- [Data records]
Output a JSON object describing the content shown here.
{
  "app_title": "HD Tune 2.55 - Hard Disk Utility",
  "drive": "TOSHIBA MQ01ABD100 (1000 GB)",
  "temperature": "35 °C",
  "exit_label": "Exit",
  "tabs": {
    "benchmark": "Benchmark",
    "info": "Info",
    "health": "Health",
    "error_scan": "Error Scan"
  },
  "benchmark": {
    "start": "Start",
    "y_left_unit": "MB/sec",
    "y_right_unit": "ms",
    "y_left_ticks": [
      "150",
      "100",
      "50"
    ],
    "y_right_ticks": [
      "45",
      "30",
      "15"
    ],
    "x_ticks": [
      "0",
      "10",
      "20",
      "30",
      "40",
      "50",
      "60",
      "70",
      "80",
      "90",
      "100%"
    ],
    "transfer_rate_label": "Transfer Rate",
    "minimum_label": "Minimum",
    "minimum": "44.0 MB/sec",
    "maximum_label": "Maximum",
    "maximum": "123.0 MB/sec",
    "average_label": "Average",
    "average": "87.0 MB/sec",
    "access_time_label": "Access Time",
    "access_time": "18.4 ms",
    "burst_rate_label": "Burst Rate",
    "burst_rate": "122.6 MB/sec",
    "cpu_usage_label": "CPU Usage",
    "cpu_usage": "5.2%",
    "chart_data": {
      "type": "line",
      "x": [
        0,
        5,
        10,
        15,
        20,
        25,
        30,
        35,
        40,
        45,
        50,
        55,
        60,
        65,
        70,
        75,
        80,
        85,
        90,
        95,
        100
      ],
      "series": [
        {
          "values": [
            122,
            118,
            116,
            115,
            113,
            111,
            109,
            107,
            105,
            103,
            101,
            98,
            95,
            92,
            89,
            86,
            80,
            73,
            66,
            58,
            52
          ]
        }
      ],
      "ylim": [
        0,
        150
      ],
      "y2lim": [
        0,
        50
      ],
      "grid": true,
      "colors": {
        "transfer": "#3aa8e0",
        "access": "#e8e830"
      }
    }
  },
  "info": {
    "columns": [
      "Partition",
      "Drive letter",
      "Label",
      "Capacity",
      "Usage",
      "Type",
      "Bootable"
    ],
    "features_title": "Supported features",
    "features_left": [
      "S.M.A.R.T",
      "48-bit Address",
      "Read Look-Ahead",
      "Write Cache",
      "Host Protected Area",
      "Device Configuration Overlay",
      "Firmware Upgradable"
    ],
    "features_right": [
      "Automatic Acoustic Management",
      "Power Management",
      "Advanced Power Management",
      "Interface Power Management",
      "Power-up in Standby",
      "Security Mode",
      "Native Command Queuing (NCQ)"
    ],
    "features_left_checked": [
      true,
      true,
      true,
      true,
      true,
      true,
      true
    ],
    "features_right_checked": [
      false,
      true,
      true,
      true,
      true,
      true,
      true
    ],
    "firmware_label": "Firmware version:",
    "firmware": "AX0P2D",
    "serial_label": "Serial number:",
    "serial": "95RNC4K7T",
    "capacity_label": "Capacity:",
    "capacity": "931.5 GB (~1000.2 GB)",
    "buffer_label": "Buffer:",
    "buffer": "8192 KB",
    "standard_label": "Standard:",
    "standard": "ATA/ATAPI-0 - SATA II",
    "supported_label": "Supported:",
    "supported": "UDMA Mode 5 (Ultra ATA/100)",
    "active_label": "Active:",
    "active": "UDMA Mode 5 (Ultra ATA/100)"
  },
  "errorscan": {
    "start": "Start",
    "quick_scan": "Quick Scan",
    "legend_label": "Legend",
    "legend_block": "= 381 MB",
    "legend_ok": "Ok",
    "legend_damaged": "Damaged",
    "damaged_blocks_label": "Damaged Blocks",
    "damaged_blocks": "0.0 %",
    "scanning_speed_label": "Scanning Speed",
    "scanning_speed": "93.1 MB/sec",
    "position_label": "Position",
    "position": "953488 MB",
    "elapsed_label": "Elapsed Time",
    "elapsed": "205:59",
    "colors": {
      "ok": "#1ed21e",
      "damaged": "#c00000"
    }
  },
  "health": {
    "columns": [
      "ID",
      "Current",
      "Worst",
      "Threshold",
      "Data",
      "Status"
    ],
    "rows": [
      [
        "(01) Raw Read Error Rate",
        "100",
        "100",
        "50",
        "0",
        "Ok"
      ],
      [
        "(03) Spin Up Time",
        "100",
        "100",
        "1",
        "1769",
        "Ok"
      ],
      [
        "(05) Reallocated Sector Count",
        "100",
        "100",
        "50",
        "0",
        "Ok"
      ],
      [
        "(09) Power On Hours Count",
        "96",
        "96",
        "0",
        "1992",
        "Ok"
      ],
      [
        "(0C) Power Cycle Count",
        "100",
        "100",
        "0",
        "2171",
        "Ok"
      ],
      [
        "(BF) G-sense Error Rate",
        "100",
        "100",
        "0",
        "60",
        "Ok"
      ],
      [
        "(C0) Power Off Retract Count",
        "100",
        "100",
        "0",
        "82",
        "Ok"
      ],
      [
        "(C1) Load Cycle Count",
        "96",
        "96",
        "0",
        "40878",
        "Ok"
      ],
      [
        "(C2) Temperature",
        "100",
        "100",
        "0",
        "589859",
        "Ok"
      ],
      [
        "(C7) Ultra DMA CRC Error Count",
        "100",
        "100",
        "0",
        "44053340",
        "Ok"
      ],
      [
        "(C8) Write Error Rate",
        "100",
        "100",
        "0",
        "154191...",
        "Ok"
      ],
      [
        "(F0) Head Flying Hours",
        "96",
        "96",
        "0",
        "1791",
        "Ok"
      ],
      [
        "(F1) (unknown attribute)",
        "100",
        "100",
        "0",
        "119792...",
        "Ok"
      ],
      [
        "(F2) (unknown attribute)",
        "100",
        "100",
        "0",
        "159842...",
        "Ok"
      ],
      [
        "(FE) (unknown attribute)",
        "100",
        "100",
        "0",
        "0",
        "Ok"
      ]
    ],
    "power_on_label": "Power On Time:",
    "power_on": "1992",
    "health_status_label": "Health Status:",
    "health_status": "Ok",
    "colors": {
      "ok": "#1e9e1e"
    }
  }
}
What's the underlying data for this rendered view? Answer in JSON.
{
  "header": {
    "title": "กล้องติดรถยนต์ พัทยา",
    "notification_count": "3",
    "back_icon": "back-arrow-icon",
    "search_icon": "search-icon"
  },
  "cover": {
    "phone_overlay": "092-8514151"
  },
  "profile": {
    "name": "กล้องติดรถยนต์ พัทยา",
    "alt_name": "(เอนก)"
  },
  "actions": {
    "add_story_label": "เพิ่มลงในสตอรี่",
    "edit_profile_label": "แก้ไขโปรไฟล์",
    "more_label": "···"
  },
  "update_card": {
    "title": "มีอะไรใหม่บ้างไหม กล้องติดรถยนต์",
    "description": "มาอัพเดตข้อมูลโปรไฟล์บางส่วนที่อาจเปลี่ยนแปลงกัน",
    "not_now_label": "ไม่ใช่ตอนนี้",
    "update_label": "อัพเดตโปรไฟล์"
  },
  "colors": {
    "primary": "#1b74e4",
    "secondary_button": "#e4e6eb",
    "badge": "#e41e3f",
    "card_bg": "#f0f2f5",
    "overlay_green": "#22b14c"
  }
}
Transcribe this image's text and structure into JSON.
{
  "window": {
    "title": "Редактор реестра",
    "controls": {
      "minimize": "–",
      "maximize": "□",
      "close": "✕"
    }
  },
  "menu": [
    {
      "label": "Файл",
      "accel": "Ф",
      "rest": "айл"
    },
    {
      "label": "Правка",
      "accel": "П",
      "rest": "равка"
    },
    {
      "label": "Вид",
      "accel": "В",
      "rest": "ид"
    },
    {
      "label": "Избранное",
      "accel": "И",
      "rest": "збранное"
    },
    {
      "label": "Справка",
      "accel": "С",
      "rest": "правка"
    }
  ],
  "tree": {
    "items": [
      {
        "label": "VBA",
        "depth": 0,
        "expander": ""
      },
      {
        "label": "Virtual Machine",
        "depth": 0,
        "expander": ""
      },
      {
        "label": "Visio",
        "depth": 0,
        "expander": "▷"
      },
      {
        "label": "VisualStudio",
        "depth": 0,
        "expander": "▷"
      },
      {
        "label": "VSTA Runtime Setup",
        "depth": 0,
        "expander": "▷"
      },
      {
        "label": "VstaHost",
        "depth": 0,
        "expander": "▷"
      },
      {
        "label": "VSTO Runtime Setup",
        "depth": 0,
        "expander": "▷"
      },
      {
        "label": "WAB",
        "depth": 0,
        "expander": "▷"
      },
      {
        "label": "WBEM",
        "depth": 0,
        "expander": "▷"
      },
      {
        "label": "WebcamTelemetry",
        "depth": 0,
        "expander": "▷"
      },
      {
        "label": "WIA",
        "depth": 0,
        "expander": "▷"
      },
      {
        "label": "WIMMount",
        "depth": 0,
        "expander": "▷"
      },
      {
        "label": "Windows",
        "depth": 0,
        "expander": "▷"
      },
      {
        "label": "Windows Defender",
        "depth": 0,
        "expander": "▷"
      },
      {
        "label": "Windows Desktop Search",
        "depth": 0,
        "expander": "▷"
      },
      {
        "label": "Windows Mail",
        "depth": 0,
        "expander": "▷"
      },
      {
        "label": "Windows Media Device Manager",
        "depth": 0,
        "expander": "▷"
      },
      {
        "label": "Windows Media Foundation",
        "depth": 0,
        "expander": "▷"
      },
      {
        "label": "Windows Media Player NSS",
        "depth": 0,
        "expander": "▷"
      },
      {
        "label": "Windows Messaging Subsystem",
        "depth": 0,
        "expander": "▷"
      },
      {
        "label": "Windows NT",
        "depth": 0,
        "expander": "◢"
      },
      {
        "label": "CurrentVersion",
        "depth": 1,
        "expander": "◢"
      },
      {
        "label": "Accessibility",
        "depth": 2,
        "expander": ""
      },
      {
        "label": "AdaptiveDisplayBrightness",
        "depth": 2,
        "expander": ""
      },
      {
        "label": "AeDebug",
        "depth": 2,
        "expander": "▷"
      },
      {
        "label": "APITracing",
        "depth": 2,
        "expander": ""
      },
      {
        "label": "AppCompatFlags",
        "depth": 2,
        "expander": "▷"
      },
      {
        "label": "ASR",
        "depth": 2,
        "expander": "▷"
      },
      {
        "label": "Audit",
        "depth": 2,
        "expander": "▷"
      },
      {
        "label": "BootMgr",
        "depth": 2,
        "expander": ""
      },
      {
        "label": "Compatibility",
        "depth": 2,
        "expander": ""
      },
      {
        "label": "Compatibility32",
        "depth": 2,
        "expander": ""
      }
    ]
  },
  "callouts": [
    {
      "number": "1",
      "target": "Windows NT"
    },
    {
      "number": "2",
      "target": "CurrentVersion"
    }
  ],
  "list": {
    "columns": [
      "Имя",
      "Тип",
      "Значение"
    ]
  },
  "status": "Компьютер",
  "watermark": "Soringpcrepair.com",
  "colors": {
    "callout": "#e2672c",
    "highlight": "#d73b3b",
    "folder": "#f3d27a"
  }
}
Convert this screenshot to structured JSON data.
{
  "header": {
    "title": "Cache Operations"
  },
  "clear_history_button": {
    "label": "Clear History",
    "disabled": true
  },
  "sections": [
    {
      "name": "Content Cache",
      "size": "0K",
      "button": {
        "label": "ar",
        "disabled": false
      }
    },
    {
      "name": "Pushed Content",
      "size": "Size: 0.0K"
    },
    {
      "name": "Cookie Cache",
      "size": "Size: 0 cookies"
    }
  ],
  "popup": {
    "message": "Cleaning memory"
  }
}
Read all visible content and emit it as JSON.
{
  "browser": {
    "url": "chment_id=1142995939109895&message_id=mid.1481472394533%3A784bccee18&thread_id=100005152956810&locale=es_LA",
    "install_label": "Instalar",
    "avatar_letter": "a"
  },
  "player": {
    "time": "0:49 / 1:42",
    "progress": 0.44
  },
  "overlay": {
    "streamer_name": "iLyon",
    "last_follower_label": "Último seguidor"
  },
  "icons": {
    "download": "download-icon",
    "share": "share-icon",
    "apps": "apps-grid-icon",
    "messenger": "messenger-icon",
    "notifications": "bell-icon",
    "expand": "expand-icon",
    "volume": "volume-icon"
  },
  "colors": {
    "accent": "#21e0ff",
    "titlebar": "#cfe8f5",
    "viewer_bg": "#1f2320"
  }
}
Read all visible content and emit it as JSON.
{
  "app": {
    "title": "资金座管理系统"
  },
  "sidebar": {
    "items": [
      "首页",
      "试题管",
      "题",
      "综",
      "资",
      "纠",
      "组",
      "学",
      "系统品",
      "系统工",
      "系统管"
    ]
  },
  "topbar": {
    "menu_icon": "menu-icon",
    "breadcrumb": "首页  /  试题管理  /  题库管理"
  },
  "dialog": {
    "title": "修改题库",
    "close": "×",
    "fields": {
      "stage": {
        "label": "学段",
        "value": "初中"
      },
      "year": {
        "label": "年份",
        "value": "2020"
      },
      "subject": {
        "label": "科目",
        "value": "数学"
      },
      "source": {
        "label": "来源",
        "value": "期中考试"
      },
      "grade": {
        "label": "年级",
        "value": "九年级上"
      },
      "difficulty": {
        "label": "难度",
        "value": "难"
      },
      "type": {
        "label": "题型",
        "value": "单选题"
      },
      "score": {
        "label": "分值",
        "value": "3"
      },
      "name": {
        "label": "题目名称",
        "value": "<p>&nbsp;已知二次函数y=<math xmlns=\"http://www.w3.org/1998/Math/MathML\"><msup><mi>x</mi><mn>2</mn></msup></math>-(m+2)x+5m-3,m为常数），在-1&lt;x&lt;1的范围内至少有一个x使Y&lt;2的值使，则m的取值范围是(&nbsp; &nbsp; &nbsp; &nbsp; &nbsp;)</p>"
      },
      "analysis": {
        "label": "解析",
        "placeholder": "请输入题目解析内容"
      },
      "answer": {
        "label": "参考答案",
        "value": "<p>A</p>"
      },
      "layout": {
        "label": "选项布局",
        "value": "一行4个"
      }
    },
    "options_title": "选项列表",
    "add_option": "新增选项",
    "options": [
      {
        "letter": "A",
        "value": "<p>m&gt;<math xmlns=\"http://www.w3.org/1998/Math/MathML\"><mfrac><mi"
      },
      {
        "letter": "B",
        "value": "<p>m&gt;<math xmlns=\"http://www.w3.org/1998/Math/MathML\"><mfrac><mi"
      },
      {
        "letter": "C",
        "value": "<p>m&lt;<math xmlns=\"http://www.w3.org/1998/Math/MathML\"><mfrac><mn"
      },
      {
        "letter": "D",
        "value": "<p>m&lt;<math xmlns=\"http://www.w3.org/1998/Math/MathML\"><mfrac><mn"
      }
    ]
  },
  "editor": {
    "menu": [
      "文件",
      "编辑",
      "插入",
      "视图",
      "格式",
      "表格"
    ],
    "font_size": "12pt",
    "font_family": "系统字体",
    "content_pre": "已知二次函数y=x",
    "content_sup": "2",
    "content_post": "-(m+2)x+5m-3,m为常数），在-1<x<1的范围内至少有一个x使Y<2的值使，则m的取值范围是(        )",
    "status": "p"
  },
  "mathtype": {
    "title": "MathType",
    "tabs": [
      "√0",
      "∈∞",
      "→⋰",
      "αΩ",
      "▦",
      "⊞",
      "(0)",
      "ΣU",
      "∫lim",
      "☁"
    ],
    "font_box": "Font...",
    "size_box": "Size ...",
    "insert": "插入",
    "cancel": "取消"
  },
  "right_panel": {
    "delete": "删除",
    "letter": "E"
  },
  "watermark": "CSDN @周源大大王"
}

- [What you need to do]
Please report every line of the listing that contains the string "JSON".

- [Answer to this task]
Output a JSON object describing the content shown here.
What's the underlying data for this rendered view? Answer in JSON.
Transcribe this image's text and structure into JSON.
Convert this screenshot to structured JSON data.
Read all visible content and emit it as JSON.
Read all visible content and emit it as JSON.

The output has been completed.